Buckle up, this is a big one! (with a long intro, sorry about that).In this episode we scrape the surface on the complicated world of pain management. This podcast is just a brief overview, including paracetamol/acetaminophen, opioids, gabapentinoids, and adjuvants. This podcast is meant to complement further teaching on pain pathways/pathophysiology, pain management, and substance use disorders. The field is very complicated, and we can't cover it all in one podcast! This episode also links in to the next podcast in the series on NSAIDs and Aspirin.There were 3 things I forgot to elaborate on in the podcast whilst trying to keep it as short as possible 1. Morphine (and many other opioids) are renally cleared. In patient with poor renal function (eg. elderly with CKD, or people with AKI) morphine must be dose adjusted! Opioids are notorious for precipitating delirium in the elderly populations especially if they aren't dose adjusted, and this can also lead to overdose. 2. Gabapentinoids work through Ca2+ Channels in the ascending pathway. The reason this is important is calcium is used to trigger degranulation of neurotransmitter into the synapse - therefore blocking its influx prevents transmission of nociceptive signals via the ascending pathway. 3. Opioids are a common source of nausea! Some are more nauseating than others (Tramadol being notorious for it), check out our previous episode on antiemetics for more info. The show notes can be accessed for free at https://medtutes.wordpress.com/podcasts We also reference an article on Tox and Hound, accessible at https://emcrit.org/toxhound/mouddisorder The EM Cases podcast episode that inspired this topic is accessible at https://emergencymedicinecases.com/drugs-that-work-analgesics More content coming soon. If you enjoy the show please subscribe and review us wherever you listen!
16 minutes | Feb 12, 2020
In this episode we briefly discuss the main mechanisms for nausea, then chat about the main anti-nausea drugs used in hospitals, including Ondansetron and Metoclopramide. We also discuss the drug classes commonly used for different types of nausea (yes, there are different types!), as well as some novel treatments for nausea in the emergency department (turns out alcohol swabs aren't just good at disinfecting).If you like the show, please subscribe for more great content, and we'd love your reviews on whatever platform you stream from.For show notes, check out www.medtutes.wordpress.com!
1 minutes | Feb 9, 2020
Welcome to DrugBytes!

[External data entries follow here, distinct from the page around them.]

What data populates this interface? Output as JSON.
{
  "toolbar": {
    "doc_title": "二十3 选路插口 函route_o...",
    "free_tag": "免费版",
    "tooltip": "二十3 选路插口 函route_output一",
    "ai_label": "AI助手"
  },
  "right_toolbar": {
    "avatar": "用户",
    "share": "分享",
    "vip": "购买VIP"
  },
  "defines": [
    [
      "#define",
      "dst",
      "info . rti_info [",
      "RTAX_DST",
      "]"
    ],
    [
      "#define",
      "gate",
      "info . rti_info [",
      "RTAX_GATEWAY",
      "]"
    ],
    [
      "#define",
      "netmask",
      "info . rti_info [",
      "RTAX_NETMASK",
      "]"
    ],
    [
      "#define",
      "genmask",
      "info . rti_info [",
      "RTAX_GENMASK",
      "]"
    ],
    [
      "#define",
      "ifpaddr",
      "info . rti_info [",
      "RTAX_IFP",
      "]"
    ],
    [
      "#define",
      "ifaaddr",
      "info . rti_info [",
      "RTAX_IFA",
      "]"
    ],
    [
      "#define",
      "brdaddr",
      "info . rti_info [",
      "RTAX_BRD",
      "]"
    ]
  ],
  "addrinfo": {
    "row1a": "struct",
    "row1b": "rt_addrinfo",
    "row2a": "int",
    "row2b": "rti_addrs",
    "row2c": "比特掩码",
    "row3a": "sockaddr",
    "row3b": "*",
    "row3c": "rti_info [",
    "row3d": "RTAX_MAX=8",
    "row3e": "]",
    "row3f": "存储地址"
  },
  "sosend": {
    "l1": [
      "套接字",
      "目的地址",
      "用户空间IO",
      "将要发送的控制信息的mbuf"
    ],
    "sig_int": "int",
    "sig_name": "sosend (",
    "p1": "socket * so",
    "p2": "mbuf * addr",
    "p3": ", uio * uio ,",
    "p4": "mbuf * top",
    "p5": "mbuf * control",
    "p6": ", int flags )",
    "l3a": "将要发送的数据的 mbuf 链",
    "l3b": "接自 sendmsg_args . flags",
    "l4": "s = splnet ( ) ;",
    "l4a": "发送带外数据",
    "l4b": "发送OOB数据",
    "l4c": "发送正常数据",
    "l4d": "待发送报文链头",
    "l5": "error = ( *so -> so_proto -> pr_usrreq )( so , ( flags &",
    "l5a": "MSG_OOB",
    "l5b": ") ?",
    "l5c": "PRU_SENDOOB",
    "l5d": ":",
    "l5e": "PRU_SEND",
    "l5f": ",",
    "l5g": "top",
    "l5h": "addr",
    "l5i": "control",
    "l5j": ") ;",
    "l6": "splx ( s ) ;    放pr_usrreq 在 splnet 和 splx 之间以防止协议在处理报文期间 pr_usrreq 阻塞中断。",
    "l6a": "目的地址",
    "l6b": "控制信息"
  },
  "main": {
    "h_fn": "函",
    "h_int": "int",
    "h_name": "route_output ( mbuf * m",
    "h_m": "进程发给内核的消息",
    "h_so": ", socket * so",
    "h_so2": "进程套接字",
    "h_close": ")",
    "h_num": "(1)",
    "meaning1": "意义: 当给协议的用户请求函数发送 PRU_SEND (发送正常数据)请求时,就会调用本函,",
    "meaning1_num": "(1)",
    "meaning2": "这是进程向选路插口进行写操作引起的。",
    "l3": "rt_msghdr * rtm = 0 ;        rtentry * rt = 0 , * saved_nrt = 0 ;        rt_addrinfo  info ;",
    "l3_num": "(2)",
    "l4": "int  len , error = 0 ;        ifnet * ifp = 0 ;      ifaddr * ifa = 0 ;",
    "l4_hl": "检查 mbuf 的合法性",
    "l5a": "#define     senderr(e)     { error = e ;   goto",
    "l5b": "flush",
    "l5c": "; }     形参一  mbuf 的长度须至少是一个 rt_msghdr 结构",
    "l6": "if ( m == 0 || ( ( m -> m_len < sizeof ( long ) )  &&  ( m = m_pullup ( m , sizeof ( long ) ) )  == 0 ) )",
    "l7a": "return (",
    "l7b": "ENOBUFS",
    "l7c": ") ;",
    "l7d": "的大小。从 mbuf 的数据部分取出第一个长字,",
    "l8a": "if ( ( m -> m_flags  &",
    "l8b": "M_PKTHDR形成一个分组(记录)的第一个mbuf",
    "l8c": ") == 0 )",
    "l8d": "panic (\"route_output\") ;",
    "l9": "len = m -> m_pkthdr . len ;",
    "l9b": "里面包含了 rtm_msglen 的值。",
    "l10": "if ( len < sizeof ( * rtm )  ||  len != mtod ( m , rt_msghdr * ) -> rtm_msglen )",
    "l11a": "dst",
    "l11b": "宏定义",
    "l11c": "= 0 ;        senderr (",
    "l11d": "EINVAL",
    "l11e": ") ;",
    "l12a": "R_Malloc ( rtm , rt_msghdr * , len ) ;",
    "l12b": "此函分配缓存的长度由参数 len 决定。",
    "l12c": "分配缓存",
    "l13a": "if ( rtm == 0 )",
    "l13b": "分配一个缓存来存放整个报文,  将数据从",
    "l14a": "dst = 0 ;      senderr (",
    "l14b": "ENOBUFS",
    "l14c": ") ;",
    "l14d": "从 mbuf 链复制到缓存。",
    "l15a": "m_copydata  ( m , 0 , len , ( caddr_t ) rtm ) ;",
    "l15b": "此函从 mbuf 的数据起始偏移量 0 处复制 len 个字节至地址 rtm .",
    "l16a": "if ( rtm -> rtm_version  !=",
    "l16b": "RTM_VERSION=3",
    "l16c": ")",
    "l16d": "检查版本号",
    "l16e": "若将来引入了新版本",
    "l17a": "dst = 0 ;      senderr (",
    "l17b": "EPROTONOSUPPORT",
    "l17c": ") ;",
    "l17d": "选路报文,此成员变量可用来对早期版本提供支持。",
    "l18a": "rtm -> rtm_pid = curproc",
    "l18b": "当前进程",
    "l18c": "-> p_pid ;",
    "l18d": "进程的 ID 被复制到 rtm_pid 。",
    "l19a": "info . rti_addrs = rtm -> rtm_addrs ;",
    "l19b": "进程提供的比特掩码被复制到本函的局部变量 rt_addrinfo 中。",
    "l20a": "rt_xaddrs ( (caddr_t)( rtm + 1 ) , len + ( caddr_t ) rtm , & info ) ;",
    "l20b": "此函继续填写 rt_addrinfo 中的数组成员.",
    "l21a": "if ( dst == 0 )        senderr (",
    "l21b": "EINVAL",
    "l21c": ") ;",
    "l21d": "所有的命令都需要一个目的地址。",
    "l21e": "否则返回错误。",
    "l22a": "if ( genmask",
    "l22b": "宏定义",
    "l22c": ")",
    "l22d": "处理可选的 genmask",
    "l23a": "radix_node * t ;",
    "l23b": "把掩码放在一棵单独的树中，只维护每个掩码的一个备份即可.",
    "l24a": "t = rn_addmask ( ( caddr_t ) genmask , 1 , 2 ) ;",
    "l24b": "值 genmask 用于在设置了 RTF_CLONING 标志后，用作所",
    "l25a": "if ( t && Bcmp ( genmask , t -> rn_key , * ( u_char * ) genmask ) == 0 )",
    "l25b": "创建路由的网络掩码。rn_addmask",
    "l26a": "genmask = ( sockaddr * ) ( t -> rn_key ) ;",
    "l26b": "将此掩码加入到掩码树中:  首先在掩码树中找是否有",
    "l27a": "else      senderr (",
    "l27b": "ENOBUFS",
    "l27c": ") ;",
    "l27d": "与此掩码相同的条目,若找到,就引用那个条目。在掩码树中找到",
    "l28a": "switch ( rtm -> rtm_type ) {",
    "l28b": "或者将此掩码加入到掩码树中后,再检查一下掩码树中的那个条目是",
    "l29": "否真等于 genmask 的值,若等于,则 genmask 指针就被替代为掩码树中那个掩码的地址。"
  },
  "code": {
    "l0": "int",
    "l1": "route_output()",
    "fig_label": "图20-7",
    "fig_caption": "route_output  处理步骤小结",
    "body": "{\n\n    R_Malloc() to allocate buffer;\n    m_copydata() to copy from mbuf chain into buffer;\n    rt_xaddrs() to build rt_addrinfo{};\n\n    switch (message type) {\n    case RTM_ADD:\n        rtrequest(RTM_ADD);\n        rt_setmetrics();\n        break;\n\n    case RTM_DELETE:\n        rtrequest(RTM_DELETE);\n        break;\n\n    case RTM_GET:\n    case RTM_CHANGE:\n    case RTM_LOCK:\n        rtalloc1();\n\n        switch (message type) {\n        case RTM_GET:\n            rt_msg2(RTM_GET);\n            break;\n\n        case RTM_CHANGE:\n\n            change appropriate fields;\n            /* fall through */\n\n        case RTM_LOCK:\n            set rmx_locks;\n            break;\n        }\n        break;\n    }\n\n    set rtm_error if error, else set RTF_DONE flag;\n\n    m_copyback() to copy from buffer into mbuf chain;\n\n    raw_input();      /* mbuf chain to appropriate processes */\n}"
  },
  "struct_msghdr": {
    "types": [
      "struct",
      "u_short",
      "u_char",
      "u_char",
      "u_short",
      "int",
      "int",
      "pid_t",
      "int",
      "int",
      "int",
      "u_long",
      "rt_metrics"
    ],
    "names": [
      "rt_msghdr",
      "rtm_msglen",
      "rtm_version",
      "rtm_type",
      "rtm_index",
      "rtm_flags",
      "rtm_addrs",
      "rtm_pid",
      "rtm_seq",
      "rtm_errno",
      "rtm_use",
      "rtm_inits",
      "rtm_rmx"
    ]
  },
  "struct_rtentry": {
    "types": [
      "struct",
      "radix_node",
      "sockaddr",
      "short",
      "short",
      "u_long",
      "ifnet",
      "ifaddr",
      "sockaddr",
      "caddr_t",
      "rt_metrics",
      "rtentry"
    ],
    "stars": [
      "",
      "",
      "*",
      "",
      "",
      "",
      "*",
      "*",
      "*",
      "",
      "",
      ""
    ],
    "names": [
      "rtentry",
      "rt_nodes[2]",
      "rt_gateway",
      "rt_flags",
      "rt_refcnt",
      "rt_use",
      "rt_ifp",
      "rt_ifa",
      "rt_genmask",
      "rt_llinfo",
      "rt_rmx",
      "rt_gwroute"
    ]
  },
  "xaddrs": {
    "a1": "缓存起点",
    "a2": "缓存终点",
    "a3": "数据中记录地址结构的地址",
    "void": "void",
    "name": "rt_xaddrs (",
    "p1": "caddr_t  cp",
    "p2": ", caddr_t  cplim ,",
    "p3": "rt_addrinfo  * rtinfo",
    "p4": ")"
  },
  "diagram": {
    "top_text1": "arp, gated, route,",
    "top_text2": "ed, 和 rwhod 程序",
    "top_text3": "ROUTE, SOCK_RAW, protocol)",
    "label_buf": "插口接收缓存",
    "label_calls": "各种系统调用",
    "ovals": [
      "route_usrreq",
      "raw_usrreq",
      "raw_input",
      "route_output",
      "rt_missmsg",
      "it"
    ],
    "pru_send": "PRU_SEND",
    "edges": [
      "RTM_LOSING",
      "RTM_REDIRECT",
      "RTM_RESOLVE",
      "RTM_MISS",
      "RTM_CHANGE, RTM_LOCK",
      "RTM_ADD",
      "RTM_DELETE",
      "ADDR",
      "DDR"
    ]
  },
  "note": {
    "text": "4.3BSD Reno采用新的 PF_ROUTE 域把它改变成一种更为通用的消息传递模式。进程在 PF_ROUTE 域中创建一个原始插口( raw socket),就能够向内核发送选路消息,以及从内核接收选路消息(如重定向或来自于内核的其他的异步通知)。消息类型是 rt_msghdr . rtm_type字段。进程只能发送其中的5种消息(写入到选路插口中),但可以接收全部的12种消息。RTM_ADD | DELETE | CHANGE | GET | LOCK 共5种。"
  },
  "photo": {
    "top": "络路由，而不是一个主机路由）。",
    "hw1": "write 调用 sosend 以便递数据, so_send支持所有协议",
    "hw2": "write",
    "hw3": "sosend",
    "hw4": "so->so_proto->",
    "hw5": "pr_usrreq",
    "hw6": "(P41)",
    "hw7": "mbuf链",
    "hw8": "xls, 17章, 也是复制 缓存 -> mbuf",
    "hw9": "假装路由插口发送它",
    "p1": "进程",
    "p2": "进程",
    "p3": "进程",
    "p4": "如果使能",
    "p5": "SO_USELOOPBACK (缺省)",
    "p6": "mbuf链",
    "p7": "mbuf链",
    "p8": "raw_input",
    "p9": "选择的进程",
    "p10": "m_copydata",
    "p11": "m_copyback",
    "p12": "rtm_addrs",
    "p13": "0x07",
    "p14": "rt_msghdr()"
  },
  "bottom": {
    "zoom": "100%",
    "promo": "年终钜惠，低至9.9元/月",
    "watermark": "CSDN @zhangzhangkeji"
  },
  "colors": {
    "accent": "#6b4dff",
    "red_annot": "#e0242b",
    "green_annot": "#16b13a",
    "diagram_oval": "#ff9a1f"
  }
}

Welcome to DrugBytes, the new pharmacology podcast by MedTutes. The main episodes will be around 15-20min long, running through the key clinical details you need to know in med school about common drug classes. Each episode will also be accompanied by a one-page set of show notes, that you will be able to access via the website - www.medtutes.wordpress.comMake sure you subscribe, our first episode will be out shortly!
Terms of Service
Your Privacy Choices
© Stitcher 2023